* _Your goal_:
From the entries below, tally how many lines contain "icon" and report only that figure.

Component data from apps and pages

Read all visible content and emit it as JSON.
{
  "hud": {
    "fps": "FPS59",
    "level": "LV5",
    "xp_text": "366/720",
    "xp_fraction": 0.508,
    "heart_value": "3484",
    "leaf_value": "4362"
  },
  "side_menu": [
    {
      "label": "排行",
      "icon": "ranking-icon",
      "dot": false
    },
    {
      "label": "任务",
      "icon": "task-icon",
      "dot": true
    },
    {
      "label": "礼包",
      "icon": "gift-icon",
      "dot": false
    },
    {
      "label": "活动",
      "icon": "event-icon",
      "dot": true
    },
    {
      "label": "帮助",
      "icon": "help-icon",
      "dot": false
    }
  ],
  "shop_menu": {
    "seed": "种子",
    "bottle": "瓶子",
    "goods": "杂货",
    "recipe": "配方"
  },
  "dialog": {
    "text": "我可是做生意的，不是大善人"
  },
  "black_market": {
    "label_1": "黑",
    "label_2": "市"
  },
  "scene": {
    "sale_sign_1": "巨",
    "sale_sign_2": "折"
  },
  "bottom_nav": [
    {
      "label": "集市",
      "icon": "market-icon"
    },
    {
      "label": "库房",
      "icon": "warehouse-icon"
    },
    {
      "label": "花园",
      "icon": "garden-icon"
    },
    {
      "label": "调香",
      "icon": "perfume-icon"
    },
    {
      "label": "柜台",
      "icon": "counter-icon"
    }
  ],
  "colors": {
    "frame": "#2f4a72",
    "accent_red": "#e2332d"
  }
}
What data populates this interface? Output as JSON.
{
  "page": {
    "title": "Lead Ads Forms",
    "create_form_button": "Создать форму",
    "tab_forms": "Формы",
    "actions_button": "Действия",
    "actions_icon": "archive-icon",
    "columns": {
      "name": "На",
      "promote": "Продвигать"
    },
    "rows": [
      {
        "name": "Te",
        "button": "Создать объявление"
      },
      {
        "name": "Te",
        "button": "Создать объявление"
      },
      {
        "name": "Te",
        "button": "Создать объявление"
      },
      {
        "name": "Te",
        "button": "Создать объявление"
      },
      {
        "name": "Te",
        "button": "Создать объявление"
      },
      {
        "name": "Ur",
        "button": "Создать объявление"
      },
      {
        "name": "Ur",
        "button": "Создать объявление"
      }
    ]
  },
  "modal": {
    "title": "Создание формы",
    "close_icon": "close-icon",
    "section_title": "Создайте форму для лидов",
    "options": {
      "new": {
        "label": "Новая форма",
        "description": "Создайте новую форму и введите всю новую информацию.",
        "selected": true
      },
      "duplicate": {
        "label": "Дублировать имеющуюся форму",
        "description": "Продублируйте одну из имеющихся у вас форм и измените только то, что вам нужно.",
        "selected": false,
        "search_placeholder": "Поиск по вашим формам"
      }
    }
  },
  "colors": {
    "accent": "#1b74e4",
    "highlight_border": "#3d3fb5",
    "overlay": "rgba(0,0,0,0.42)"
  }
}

* _Reply to the task_:
12